Aberdeen was a spare man, of grave and formal but singularly refined manners, with studious habits and fastidious tastes. Though he was an ungraceful speaker, and his voice dull and monotonous, his speeches were weighty and impressive. Without genius or ambition he showed a remarkable love of justice, honesty, and simplicity, and singular courage in expressing unpopular opinions. Despite his cold exterior he was a delightful companion. With the exception of the Greek intervention in 1829, Aberdeen, while foreign secretary, resolutely followed a policy of nonintervention. His cautious and conciliatory foreign policy contrasted strangely with Palmerston's methods, and the friendly relations which he had established with the foreign courts often led to unjust suspicions of his sympathy with continental despotism. Aberdeen married first, on 28 July 1805, Lady Catherine Elizabeth Hamilton (who died on 29 Feb. 1812), third daughter of John, first marquis of Abercorn, by whom he had one son, who died in infancy, and three daughters, all of whom died unmarried; secondly, on 8 July 1815, Harriet, daughter of the Hon. John Douglas and widow of James, viscount Hamilton, by whom he had four sons and one daughter. In November 1818 he obtained a royal license to assume the surname of Hamilton immediately before that of Gordon, 'as a last memorial of his respect for the memory of his late father-in-law, John James, Marquis of Abercorn, K.G., deced.' (London Gazette, 1818, ii. 2225-6). His second wife died on 26 Aug. 1833, and he was succeeded in his titles and estates by the eldest of his four surviving sons, George John James Hamilton-Gordon. There is a bust of Aberdeen by Noble in Westminster Abbey. The best portrait of Aberdeen is a three-quarter length by Sir Thomas Lawrence, belonging to Sir Robert Peel. It was painted in 1828. Another portrait, by the same painter, painted in 1807, is in the possession of the present earl. A portrait by John Partridge was exhibited in 1868 at the Loan Collection of National Portraits at South Kensington (Catalogue No. 401). An engraving by T. Woolnoth, after a portrait of Aberdeen by A. Wivell, will be found in the third volume of Jerdan's 'National Portrait Gallery' (1832).

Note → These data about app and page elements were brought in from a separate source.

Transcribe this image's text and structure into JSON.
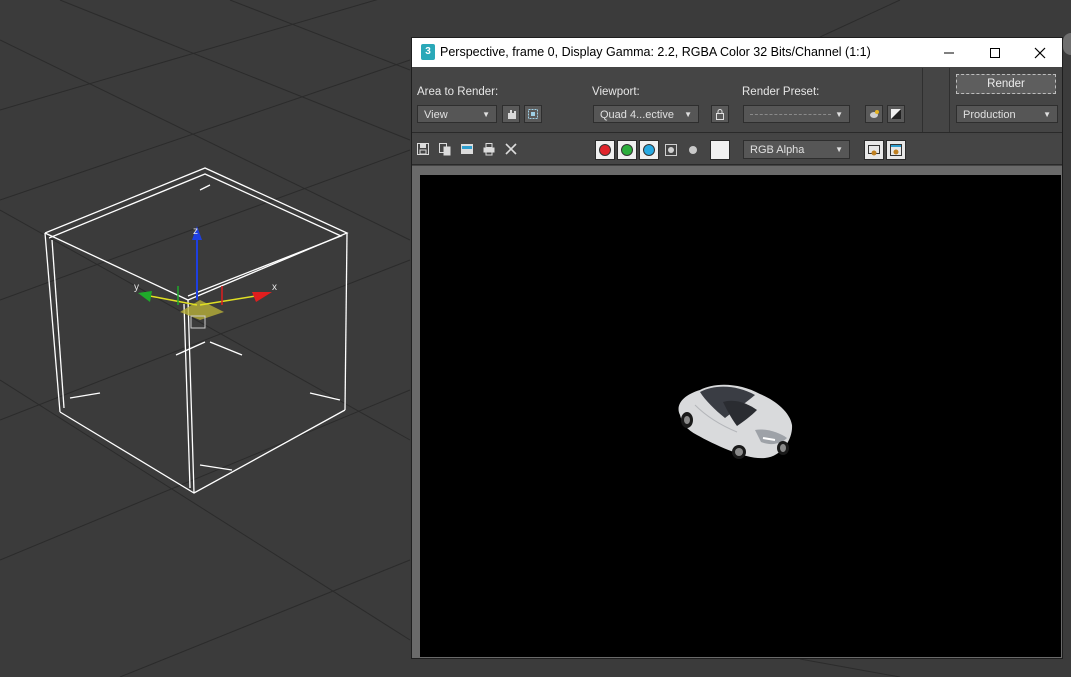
{
  "window": {
    "title": "Perspective, frame 0, Display Gamma: 2.2, RGBA Color 32 Bits/Channel (1:1)",
    "app_icon_text": "3"
  },
  "controls": {
    "area_label": "Area to Render:",
    "area_value": "View",
    "viewport_label": "Viewport:",
    "viewport_value": "Quad 4...ective",
    "preset_label": "Render Preset:",
    "preset_value": "",
    "render_button": "Render",
    "production_value": "Production"
  },
  "toolbar": {
    "channel_value": "RGB Alpha",
    "channels": [
      {
        "name": "red",
        "color": "#e0242b"
      },
      {
        "name": "green",
        "color": "#2cae3c"
      },
      {
        "name": "blue",
        "color": "#27a9e1"
      }
    ]
  },
  "scene": {
    "gizmo_axes": [
      "x",
      "y",
      "z"
    ]
  },
  "colors": {
    "viewport_bg": "#3a3a3a",
    "panel_bg": "#454545",
    "canvas_bg": "#000000"
  }
}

He wrote: 1. The preface and notes to the Rev. G. D. Whittington's 'Historical Survey of the Ecclesiastical Antiquities of France,' London, 1809, 4to. 2. 'An Introduction containing an Historical View of the Rise and Progress of Architecture amongst the Greeks,' prefixed to a translation by William Wilkins of 'The Civil Architecture of Vitruvius,' London, 1812, 4to. This introduction was afterwards printed and published separately under the title of 'An Inquiry into the Principles of Beauty in Grecian Architecture,' London, 1822, 8vo. It was again reprinted in 1860 as No. 130 of Weale's 'Series of Rudimentary Works for the use of Beginners,' London, 12mo. 3. 'The Earl of Aberdeen's Correspondence with the Rev. Dr. Chalmers and the Secretaries of the NonIntrusion Committee from 14th January to 27th May 1840,' Edinburgh, 1840, 8vo. 4. 'The Correspondence of the Earl of Aberdeen,' privately printed, not published, 1858-88, 8vo. This collection was arranged by his youngest son, the Hon. Sir Arthur Hamilton-Gordon, G.C.M.G., the present governor of Ceylon, and contains a complete record of the more important transactions of Lord Aberdeen's life. Two of his speeches upon the church of Scotland were published in 1840 and 1843.[Sir Theodore Martin's Life of the Prince Consort; Greville Memoirs; Spencer Walpole's Hist. of England, vols. ii. iii. iv. v.; Spencer Walpole's Life of Lord John Russell, 1889; Kinglake's Invasion of the Crimea, 1863, vol. i.; Memoirs of an Ex-Minister, by the Earl of Malmesbury, 1884. The Correspondence of Viscount Castlereagh (1853), 3rd ser. vol. i., contains several letters written by Lord Aberdeen while abroad, 1813-14. The British Cabinet in 1853, 1853; Macknight's Thirty Years of Foreign Policy, a History of the Secretaryships of the Earl of Aberdeen and Viscount Palmerston, 1855; Thornton's Foreign Secretarics of the XIX Century, 1851-2, ii. 269-306, iii. 63-105 (with portrait); Edinburgh Review, clviii. 547-77; Annual Register, 1860. 376-83; Gent. Mag. 1851, new ser. x. 205-7, 238; Times, 15 and 22 Dec. 1860 ; Doyle's Official Baronage, 1886, ii. 36-7; Douglas's Peerage of Scotland, 1812, i. 23; Grad. Cantabr. 1856, p. 1.]